All That Glitters
A tiny Leather District loft offers a lesson in smart design.
Thirteen years after buying his 994-square-foot loft, Michael Wong decided it was time for a change, in the form of a reimagined kitchen and a more-luxurious look throughout. Here, interior designer Michael Ferzoco of Eleven Interiors details how he works with petite spaces like Wongâ€™s to make them look positively grand.
LET IT SHINE
Ferzoco likes to brighten up dark spaces with reflective surfaces. In Wongâ€™s dining room, he positioned two mirrored pieces across from each other: a Horchow console and an 1800s Scandinavian armoire with mirrored doors that Wong had purchased from old friends many years ago. Chrome and stainless steel finds, including a marble-topped Minotti cocktail table, LEM â€śPistonâ€ť stools from Design Within Reach, and a Marcel Breuer â€śWassilyâ€ť chair that Wong found on the street, provide additional shine.
Clutter and poorly scaled furnishings can make a small space feel even smaller. Ferzoco helped his client pare down his collection to get the right look, keeping a treasured pair of midcentury-modern leather-and-wood armchairs that Wong had picked up at a tag sale in Texas, but replacing a Noguchi sofa knockoff with two new Minotti â€śHamiltonâ€ť sofas from the Morson Collection.
LAYER THE LIGHT
Various light sources work together to create a compelling ambiance. In Wongâ€™s living room, the mobilelike â€śCrescendoâ€ť chandelier by Tech Lighting provides overall illumination. Itâ€™s complemented by Bruch suspended track lighting, which Ferzoco positioned to highlight Wongâ€™s artwork. Strategically placed Lucite table lamps (an eBay score), paired with one-of-a-kind metal lamps from a Provincetown gallery, are used for reading.
GO GLAM EVERYWHERE
It pays to be daring in tight quarters, Ferzoco says. A prime example is the midcentury J. T. Kalmar chandelierâ€”found in a consignment shop in Germanyâ€”that serves as the centerpiece of Wongâ€™s custom kitchen. Its two tiers of textured crystal panels reflect the glossy cabinetry, Caesarstone-topped island, and emerald-green-and-gold Bisazza mosaic-tile backsplash.
LIMIT THE PALETTE
Itâ€™s important to create a uniform color scheme when working in smaller spaces, Ferzoco says. With the exception of the entrywayâ€”which is done in Venetian plaster and painted with Benjamin Moore â€śWengeâ€ťâ€”all of the walls were painted with Benjamin Moore â€śWhite Heron,â€ť and all of the floors were finished with a deep walnut stain. â€śWhen you walk down the dark hall, the room ahead just opens right up,â€ť says Ferzoco.

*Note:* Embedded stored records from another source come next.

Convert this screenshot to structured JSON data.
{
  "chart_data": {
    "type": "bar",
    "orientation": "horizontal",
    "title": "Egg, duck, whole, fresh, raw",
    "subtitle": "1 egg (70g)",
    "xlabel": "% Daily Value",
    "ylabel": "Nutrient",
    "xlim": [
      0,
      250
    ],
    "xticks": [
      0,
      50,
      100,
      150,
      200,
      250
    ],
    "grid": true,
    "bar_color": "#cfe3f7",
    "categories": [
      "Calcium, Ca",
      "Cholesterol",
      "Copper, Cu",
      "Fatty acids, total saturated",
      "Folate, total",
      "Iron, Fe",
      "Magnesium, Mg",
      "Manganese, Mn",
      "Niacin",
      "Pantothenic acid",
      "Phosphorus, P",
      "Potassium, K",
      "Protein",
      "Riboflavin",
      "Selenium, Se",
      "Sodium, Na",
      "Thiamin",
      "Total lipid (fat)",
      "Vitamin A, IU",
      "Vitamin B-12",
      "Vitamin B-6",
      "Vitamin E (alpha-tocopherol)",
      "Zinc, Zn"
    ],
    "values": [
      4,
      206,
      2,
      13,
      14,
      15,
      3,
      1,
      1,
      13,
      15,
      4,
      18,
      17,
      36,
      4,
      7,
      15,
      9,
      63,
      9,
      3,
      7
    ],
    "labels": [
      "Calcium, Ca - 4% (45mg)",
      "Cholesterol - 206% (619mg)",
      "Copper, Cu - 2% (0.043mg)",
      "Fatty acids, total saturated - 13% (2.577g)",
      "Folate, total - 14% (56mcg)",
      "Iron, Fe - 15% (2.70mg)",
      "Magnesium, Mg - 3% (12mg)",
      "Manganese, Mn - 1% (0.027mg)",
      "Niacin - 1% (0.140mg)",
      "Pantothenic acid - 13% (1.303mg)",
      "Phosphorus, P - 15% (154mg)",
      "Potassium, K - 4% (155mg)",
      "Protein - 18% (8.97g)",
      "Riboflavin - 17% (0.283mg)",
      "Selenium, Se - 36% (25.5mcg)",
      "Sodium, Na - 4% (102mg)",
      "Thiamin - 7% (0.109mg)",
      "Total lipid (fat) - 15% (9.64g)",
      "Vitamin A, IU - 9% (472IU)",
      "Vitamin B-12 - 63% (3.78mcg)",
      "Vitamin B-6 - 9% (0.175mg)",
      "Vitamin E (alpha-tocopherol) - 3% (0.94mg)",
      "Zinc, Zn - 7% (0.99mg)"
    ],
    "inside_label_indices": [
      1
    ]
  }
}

Source URL: http://www.bostonmagazine.com/home-design/article/2013/09/10/michael-ferzoco-eleven-interiors-small-space-design/